RECORDS SUPPLIED START

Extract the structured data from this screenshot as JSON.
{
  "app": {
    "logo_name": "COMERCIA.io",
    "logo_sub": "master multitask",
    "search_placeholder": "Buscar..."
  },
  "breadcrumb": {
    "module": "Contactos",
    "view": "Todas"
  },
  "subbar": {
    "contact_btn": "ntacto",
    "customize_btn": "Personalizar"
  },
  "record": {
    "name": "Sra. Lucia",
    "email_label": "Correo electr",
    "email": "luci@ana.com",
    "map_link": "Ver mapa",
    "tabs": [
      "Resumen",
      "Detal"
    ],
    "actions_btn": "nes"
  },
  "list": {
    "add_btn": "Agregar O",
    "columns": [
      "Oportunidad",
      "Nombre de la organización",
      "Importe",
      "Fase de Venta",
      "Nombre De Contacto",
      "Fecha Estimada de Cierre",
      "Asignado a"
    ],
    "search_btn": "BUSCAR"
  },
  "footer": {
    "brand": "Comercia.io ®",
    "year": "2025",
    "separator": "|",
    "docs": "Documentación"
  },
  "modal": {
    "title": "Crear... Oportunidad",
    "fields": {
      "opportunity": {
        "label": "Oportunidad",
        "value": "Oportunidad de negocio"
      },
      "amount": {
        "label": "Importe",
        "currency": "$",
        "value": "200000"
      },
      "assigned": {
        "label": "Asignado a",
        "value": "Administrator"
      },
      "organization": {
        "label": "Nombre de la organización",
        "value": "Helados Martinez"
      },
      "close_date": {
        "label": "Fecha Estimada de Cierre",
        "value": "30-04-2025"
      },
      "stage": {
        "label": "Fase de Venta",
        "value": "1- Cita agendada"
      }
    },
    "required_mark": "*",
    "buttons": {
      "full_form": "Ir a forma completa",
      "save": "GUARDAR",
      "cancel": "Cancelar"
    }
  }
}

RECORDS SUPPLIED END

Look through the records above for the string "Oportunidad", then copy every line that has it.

      "Oportunidad",
    "title": "Crear... Oportunidad",
        "label": "Oportunidad",
        "value": "Oportunidad de negocio"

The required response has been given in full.